■ **Provided information**:
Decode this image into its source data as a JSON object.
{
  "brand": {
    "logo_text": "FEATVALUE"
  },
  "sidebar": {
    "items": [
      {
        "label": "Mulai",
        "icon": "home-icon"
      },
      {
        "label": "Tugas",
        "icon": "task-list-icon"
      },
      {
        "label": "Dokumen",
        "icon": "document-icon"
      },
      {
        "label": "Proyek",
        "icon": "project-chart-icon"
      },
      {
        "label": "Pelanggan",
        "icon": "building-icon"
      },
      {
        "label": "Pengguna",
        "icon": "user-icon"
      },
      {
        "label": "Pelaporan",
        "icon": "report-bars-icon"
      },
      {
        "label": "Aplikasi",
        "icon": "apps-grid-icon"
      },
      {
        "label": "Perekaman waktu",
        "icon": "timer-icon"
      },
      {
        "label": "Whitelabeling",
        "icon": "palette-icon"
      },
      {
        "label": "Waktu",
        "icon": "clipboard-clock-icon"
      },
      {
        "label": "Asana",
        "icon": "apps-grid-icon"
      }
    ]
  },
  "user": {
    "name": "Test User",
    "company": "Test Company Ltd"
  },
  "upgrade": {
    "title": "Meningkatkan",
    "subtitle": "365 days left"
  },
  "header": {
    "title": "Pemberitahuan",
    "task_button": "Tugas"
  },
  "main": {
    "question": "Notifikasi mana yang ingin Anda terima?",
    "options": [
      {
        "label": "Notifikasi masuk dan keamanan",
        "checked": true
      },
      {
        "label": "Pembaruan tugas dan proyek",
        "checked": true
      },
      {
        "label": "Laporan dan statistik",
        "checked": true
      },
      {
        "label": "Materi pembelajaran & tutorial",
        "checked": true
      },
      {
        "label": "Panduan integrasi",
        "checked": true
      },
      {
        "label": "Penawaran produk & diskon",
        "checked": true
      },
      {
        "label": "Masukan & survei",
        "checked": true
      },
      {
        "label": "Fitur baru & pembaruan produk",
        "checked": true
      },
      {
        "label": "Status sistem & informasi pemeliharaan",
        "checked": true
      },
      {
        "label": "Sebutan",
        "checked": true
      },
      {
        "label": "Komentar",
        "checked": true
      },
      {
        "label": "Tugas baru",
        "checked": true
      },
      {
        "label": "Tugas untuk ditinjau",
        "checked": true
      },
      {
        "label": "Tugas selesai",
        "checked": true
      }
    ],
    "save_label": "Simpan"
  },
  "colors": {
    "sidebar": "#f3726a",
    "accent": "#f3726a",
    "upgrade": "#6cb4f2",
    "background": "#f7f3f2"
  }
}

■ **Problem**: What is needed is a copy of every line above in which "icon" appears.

■ **Solution**:
        "icon": "home-icon"
        "icon": "task-list-icon"
        "icon": "document-icon"
        "icon": "project-chart-icon"
        "icon": "building-icon"
        "icon": "user-icon"
        "icon": "report-bars-icon"
        "icon": "apps-grid-icon"
        "icon": "timer-icon"
        "icon": "palette-icon"
        "icon": "clipboard-clock-icon"
        "icon": "apps-grid-icon"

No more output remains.